• Task goal
Word for word, set down the records and skip each picture.

• Data to use
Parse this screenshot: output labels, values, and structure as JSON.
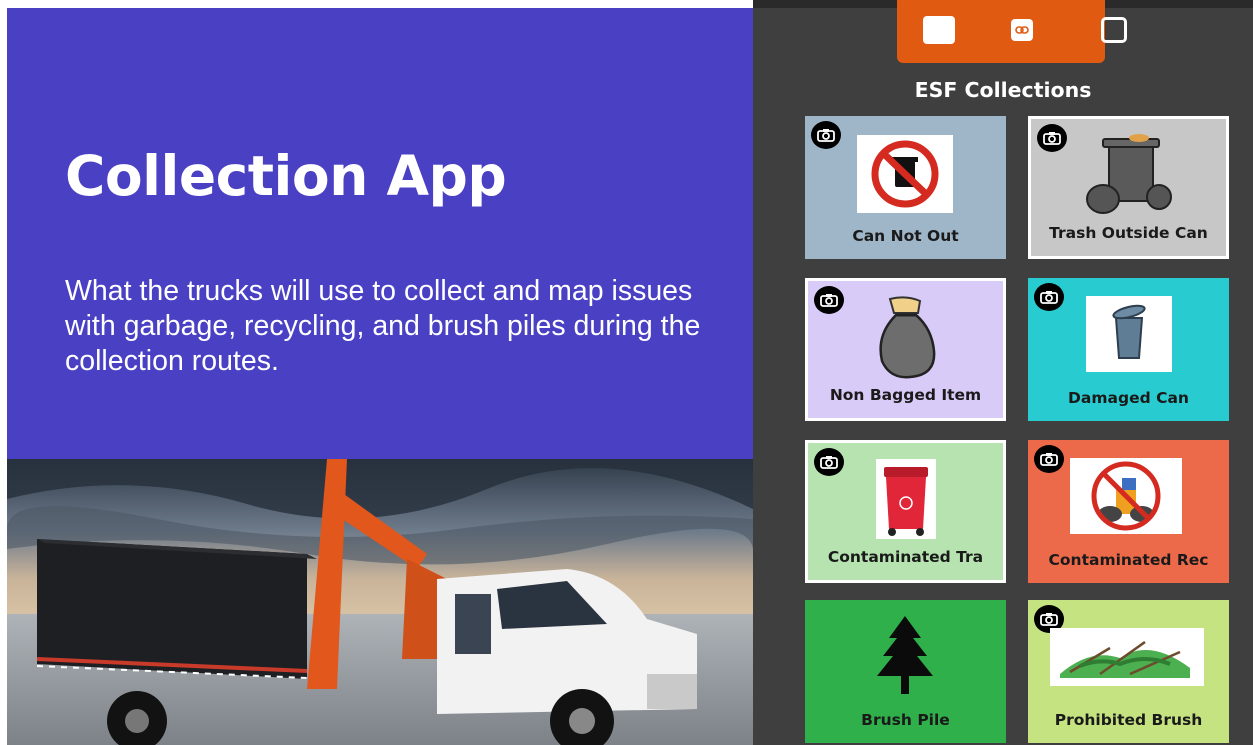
{
  "hero": {
    "title": "Collection App",
    "description": "What the trucks will use to collect and map issues with garbage, recycling, and brush piles during the collection routes."
  },
  "app": {
    "title": "ESF Collections",
    "toolbar": {
      "icons": [
        "square-icon",
        "link-icon",
        "frame-icon"
      ],
      "color": "#e05a12"
    },
    "tiles": [
      {
        "label": "Can Not Out",
        "color": "#9fb6c9",
        "icon": "no-trash-can-icon",
        "camera": true
      },
      {
        "label": "Trash Outside Can",
        "color": "#c7c7c7",
        "icon": "overflowing-trash-icon",
        "camera": true
      },
      {
        "label": "Non Bagged Item",
        "color": "#d9cbf7",
        "icon": "garbage-bag-icon",
        "camera": true
      },
      {
        "label": "Damaged Can",
        "color": "#28cbd0",
        "icon": "damaged-can-icon",
        "camera": true
      },
      {
        "label": "Contaminated Tra",
        "color": "#b6e3b0",
        "icon": "red-bin-icon",
        "camera": true
      },
      {
        "label": "Contaminated Rec",
        "color": "#ec6a4a",
        "icon": "prohibited-recycling-icon",
        "camera": true
      },
      {
        "label": "Brush Pile",
        "color": "#2fb04a",
        "icon": "tree-icon",
        "camera": false
      },
      {
        "label": "Prohibited Brush",
        "color": "#c5e381",
        "icon": "brush-debris-icon",
        "camera": true
      }
    ]
  }
}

• Solution
Parse this screenshot: output labels, values, and structure as JSON.
{
  "hero": {
    "title": "Collection App",
    "description": "What the trucks will use to collect and map issues with garbage, recycling, and brush piles during the collection routes."
  },
  "app": {
    "title": "ESF Collections",
    "toolbar": {
      "icons": [
        "square-icon",
        "link-icon",
        "frame-icon"
      ],
      "color": "#e05a12"
    },
    "tiles": [
      {
        "label": "Can Not Out",
        "color": "#9fb6c9",
        "icon": "no-trash-can-icon",
        "camera": true
      },
      {
        "label": "Trash Outside Can",
        "color": "#c7c7c7",
        "icon": "overflowing-trash-icon",
        "camera": true
      },
      {
        "label": "Non Bagged Item",
        "color": "#d9cbf7",
        "icon": "garbage-bag-icon",
        "camera": true
      },
      {
        "label": "Damaged Can",
        "color": "#28cbd0",
        "icon": "damaged-can-icon",
        "camera": true
      },
      {
        "label": "Contaminated Tra",
        "color": "#b6e3b0",
        "icon": "red-bin-icon",
        "camera": true
      },
      {
        "label": "Contaminated Rec",
        "color": "#ec6a4a",
        "icon": "prohibited-recycling-icon",
        "camera": true
      },
      {
        "label": "Brush Pile",
        "color": "#2fb04a",
        "icon": "tree-icon",
        "camera": false
      },
      {
        "label": "Prohibited Brush",
        "color": "#c5e381",
        "icon": "brush-debris-icon",
        "camera": true
      }
    ]
  }
}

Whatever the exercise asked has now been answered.